**HOW TO COMPLETE THIS TASK:** Say how many lines in the entries hold the word "Music", and reply with that number only.

**DATA PROVIDED:**
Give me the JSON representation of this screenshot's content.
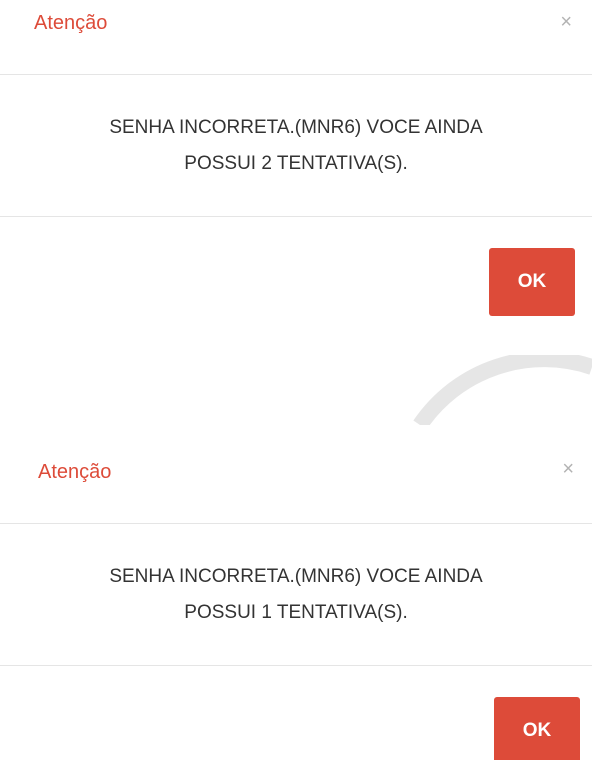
{
  "dialogs": [
    {
      "title": "Atenção",
      "close_glyph": "×",
      "message_line1": "SENHA INCORRETA.(MNR6) VOCE AINDA",
      "message_line2": "POSSUI 2 TENTATIVA(S).",
      "ok_label": "OK"
    },
    {
      "title": "Atenção",
      "close_glyph": "×",
      "message_line1": "SENHA INCORRETA.(MNR6) VOCE AINDA",
      "message_line2": "POSSUI 1 TENTATIVA(S).",
      "ok_label": "OK"
    }
  ],
  "colors": {
    "accent": "#dd4b39",
    "text": "#333333",
    "close": "#b3b3b3",
    "divider": "#e5e5e5",
    "spinner": "#e6e6e6"
  },
  "icons": {
    "close": "close-icon",
    "spinner": "loading-spinner-icon"
  }
}
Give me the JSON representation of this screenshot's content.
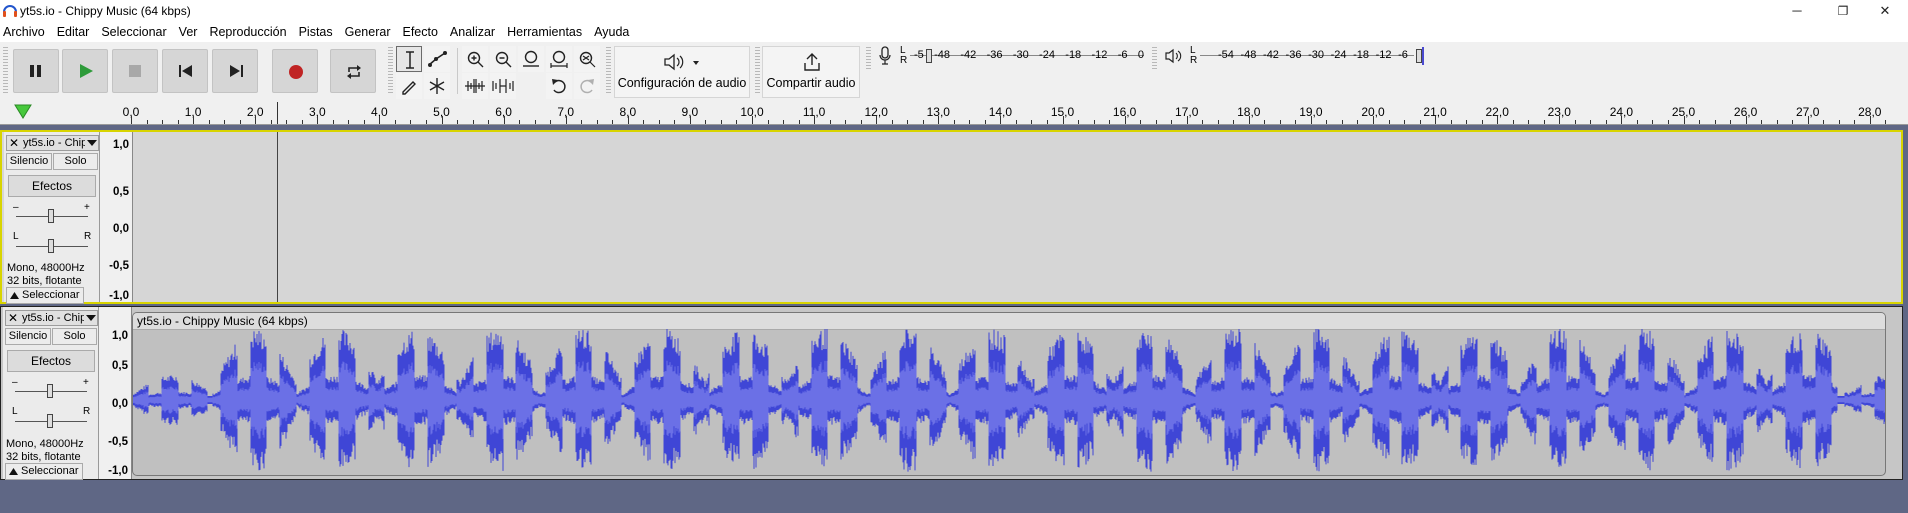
{
  "window": {
    "title": "yt5s.io - Chippy Music (64 kbps)",
    "controls": {
      "minimize": "─",
      "maximize": "❐",
      "close": "✕"
    }
  },
  "menu": [
    "Archivo",
    "Editar",
    "Seleccionar",
    "Ver",
    "Reproducción",
    "Pistas",
    "Generar",
    "Efecto",
    "Analizar",
    "Herramientas",
    "Ayuda"
  ],
  "toolbar": {
    "config_audio": "Configuración de audio",
    "share_audio": "Compartir audio",
    "rec_meter": {
      "l": "L",
      "r": "R",
      "scale": [
        "-5",
        "-48",
        "-42",
        "-36",
        "-30",
        "-24",
        "-18",
        "-12",
        "-6",
        "0"
      ]
    },
    "play_meter": {
      "l": "L",
      "r": "R",
      "scale": [
        "-54",
        "-48",
        "-42",
        "-36",
        "-30",
        "-24",
        "-18",
        "-12",
        "-6"
      ]
    }
  },
  "ruler": {
    "ticks": [
      "0,0",
      "1,0",
      "2,0",
      "3,0",
      "4,0",
      "5,0",
      "6,0",
      "7,0",
      "8,0",
      "9,0",
      "10,0",
      "11,0",
      "12,0",
      "13,0",
      "14,0",
      "15,0",
      "16,0",
      "17,0",
      "18,0",
      "19,0",
      "20,0",
      "21,0",
      "22,0",
      "23,0",
      "24,0",
      "25,0",
      "26,0",
      "27,0",
      "28,0"
    ]
  },
  "tracks": [
    {
      "name": "yt5s.io - Chip",
      "mute": "Silencio",
      "solo": "Solo",
      "effects": "Efectos",
      "gain_minus": "–",
      "gain_plus": "+",
      "pan_l": "L",
      "pan_r": "R",
      "info1": "Mono, 48000Hz",
      "info2": "32 bits, flotante",
      "select": "Seleccionar",
      "vruler": [
        "1,0",
        "0,5",
        "0,0",
        "-0,5",
        "-1,0"
      ],
      "clip_name": ""
    },
    {
      "name": "yt5s.io - Chip",
      "mute": "Silencio",
      "solo": "Solo",
      "effects": "Efectos",
      "gain_minus": "–",
      "gain_plus": "+",
      "pan_l": "L",
      "pan_r": "R",
      "info1": "Mono, 48000Hz",
      "info2": "32 bits, flotante",
      "select": "Seleccionar",
      "vruler": [
        "1,0",
        "0,5",
        "0,0",
        "-0,5",
        "-1,0"
      ],
      "clip_name": "yt5s.io - Chippy Music (64 kbps)"
    }
  ],
  "colors": {
    "waveform": "#3f46d6",
    "waveform_rms": "#6b70e6",
    "record": "#c02424",
    "play": "#2e9b3a",
    "selected_border": "#d8d400"
  }
}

**COMPLETED TASK:** 2